* Website and app data records:
====================

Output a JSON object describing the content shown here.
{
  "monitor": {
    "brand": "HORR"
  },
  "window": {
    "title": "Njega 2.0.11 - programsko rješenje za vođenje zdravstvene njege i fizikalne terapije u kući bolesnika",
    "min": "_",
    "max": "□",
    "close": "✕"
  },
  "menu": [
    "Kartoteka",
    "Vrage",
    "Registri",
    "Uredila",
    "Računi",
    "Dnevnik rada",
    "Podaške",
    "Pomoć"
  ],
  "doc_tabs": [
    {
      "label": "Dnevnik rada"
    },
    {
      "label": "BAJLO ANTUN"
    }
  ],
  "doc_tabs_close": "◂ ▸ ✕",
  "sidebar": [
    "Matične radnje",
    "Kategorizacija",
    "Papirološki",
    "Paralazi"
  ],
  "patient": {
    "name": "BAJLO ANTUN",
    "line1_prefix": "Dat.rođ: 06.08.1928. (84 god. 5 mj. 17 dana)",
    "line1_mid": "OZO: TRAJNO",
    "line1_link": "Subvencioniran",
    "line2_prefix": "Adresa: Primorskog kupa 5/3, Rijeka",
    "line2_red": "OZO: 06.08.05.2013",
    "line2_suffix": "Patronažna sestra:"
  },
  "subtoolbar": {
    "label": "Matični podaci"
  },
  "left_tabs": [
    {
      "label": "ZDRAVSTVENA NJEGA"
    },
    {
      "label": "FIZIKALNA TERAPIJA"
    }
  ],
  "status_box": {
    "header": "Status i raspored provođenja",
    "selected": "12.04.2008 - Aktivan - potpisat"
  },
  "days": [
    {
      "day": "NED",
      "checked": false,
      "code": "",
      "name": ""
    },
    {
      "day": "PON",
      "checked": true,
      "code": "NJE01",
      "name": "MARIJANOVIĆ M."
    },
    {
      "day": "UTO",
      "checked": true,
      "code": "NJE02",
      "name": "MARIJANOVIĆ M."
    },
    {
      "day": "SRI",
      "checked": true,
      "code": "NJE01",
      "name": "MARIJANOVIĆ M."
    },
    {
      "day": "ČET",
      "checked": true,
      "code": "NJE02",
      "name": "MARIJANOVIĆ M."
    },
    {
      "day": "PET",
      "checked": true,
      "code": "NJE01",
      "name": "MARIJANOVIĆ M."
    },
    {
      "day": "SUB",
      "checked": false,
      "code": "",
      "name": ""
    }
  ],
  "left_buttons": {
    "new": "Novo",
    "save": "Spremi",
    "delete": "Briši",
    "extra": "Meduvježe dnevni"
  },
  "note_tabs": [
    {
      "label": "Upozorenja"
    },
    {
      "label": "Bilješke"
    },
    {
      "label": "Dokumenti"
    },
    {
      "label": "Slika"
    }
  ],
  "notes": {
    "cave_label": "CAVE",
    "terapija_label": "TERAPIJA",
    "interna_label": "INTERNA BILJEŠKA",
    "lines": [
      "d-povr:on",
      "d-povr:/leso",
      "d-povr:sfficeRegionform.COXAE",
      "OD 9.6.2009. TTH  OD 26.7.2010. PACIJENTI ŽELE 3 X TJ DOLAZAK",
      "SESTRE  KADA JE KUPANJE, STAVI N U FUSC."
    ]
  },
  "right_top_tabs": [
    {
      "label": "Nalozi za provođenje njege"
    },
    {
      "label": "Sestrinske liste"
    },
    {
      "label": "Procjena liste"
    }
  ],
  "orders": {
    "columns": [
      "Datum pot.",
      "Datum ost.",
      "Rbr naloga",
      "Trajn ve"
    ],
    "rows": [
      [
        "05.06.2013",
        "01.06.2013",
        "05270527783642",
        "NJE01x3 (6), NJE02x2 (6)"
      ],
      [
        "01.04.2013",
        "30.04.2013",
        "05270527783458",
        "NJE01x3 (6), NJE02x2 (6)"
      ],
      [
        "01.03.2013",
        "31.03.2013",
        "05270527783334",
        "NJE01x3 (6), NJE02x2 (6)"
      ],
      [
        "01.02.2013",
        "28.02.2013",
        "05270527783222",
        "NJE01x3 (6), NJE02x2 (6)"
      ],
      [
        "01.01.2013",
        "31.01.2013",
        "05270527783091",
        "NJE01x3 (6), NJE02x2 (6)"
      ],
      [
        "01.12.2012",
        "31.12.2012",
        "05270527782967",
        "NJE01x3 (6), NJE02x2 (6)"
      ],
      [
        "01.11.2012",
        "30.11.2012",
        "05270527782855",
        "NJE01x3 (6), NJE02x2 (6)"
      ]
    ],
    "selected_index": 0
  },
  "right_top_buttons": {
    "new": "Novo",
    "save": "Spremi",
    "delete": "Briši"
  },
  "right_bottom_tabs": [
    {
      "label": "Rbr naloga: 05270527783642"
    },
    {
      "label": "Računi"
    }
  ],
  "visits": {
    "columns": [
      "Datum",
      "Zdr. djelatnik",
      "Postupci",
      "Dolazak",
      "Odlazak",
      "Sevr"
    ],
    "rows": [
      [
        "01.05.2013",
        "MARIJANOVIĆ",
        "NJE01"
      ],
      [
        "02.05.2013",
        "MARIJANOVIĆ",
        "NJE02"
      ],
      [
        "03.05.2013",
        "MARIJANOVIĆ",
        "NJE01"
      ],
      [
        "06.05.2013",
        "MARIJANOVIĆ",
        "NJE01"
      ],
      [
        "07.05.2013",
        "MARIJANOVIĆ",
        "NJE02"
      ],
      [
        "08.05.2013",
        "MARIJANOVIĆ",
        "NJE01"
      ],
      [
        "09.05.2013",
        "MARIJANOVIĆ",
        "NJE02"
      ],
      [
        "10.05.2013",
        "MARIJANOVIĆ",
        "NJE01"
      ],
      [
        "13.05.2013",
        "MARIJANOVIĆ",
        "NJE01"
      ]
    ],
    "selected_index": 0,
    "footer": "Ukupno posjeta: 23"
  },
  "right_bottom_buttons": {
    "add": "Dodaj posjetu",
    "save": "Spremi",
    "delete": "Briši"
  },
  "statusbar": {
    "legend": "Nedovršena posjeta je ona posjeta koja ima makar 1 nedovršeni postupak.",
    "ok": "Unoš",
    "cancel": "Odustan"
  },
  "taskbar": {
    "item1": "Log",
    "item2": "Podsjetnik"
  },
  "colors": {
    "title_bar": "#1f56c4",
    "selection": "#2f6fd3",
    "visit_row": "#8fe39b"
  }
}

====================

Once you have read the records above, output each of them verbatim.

Output a JSON object describing the content shown here.
{
  "monitor": {
    "brand": "HORR"
  },
  "window": {
    "title": "Njega 2.0.11 - programsko rješenje za vođenje zdravstvene njege i fizikalne terapije u kući bolesnika",
    "min": "_",
    "max": "□",
    "close": "✕"
  },
  "menu": [
    "Kartoteka",
    "Vrage",
    "Registri",
    "Uredila",
    "Računi",
    "Dnevnik rada",
    "Podaške",
    "Pomoć"
  ],
  "doc_tabs": [
    {
      "label": "Dnevnik rada"
    },
    {
      "label": "BAJLO ANTUN"
    }
  ],
  "doc_tabs_close": "◂ ▸ ✕",
  "sidebar": [
    "Matične radnje",
    "Kategorizacija",
    "Papirološki",
    "Paralazi"
  ],
  "patient": {
    "name": "BAJLO ANTUN",
    "line1_prefix": "Dat.rođ: 06.08.1928. (84 god. 5 mj. 17 dana)",
    "line1_mid": "OZO: TRAJNO",
    "line1_link": "Subvencioniran",
    "line2_prefix": "Adresa: Primorskog kupa 5/3, Rijeka",
    "line2_red": "OZO: 06.08.05.2013",
    "line2_suffix": "Patronažna sestra:"
  },
  "subtoolbar": {
    "label": "Matični podaci"
  },
  "left_tabs": [
    {
      "label": "ZDRAVSTVENA NJEGA"
    },
    {
      "label": "FIZIKALNA TERAPIJA"
    }
  ],
  "status_box": {
    "header": "Status i raspored provođenja",
    "selected": "12.04.2008 - Aktivan - potpisat"
  },
  "days": [
    {
      "day": "NED",
      "checked": false,
      "code": "",
      "name": ""
    },
    {
      "day": "PON",
      "checked": true,
      "code": "NJE01",
      "name": "MARIJANOVIĆ M."
    },
    {
      "day": "UTO",
      "checked": true,
      "code": "NJE02",
      "name": "MARIJANOVIĆ M."
    },
    {
      "day": "SRI",
      "checked": true,
      "code": "NJE01",
      "name": "MARIJANOVIĆ M."
    },
    {
      "day": "ČET",
      "checked": true,
      "code": "NJE02",
      "name": "MARIJANOVIĆ M."
    },
    {
      "day": "PET",
      "checked": true,
      "code": "NJE01",
      "name": "MARIJANOVIĆ M."
    },
    {
      "day": "SUB",
      "checked": false,
      "code": "",
      "name": ""
    }
  ],
  "left_buttons": {
    "new": "Novo",
    "save": "Spremi",
    "delete": "Briši",
    "extra": "Meduvježe dnevni"
  },
  "note_tabs": [
    {
      "label": "Upozorenja"
    },
    {
      "label": "Bilješke"
    },
    {
      "label": "Dokumenti"
    },
    {
      "label": "Slika"
    }
  ],
  "notes": {
    "cave_label": "CAVE",
    "terapija_label": "TERAPIJA",
    "interna_label": "INTERNA BILJEŠKA",
    "lines": [
      "d-povr:on",
      "d-povr:/leso",
      "d-povr:sfficeRegionform.COXAE",
      "OD 9.6.2009. TTH  OD 26.7.2010. PACIJENTI ŽELE 3 X TJ DOLAZAK",
      "SESTRE  KADA JE KUPANJE, STAVI N U FUSC."
    ]
  },
  "right_top_tabs": [
    {
      "label": "Nalozi za provođenje njege"
    },
    {
      "label": "Sestrinske liste"
    },
    {
      "label": "Procjena liste"
    }
  ],
  "orders": {
    "columns": [
      "Datum pot.",
      "Datum ost.",
      "Rbr naloga",
      "Trajn ve"
    ],
    "rows": [
      [
        "05.06.2013",
        "01.06.2013",
        "05270527783642",
        "NJE01x3 (6), NJE02x2 (6)"
      ],
      [
        "01.04.2013",
        "30.04.2013",
        "05270527783458",
        "NJE01x3 (6), NJE02x2 (6)"
      ],
      [
        "01.03.2013",
        "31.03.2013",
        "05270527783334",
        "NJE01x3 (6), NJE02x2 (6)"
      ],
      [
        "01.02.2013",
        "28.02.2013",
        "05270527783222",
        "NJE01x3 (6), NJE02x2 (6)"
      ],
      [
        "01.01.2013",
        "31.01.2013",
        "05270527783091",
        "NJE01x3 (6), NJE02x2 (6)"
      ],
      [
        "01.12.2012",
        "31.12.2012",
        "05270527782967",
        "NJE01x3 (6), NJE02x2 (6)"
      ],
      [
        "01.11.2012",
        "30.11.2012",
        "05270527782855",
        "NJE01x3 (6), NJE02x2 (6)"
      ]
    ],
    "selected_index": 0
  },
  "right_top_buttons": {
    "new": "Novo",
    "save": "Spremi",
    "delete": "Briši"
  },
  "right_bottom_tabs": [
    {
      "label": "Rbr naloga: 05270527783642"
    },
    {
      "label": "Računi"
    }
  ],
  "visits": {
    "columns": [
      "Datum",
      "Zdr. djelatnik",
      "Postupci",
      "Dolazak",
      "Odlazak",
      "Sevr"
    ],
    "rows": [
      [
        "01.05.2013",
        "MARIJANOVIĆ",
        "NJE01"
      ],
      [
        "02.05.2013",
        "MARIJANOVIĆ",
        "NJE02"
      ],
      [
        "03.05.2013",
        "MARIJANOVIĆ",
        "NJE01"
      ],
      [
        "06.05.2013",
        "MARIJANOVIĆ",
        "NJE01"
      ],
      [
        "07.05.2013",
        "MARIJANOVIĆ",
        "NJE02"
      ],
      [
        "08.05.2013",
        "MARIJANOVIĆ",
        "NJE01"
      ],
      [
        "09.05.2013",
        "MARIJANOVIĆ",
        "NJE02"
      ],
      [
        "10.05.2013",
        "MARIJANOVIĆ",
        "NJE01"
      ],
      [
        "13.05.2013",
        "MARIJANOVIĆ",
        "NJE01"
      ]
    ],
    "selected_index": 0,
    "footer": "Ukupno posjeta: 23"
  },
  "right_bottom_buttons": {
    "add": "Dodaj posjetu",
    "save": "Spremi",
    "delete": "Briši"
  },
  "statusbar": {
    "legend": "Nedovršena posjeta je ona posjeta koja ima makar 1 nedovršeni postupak.",
    "ok": "Unoš",
    "cancel": "Odustan"
  },
  "taskbar": {
    "item1": "Log",
    "item2": "Podsjetnik"
  },
  "colors": {
    "title_bar": "#1f56c4",
    "selection": "#2f6fd3",
    "visit_row": "#8fe39b"
  }
}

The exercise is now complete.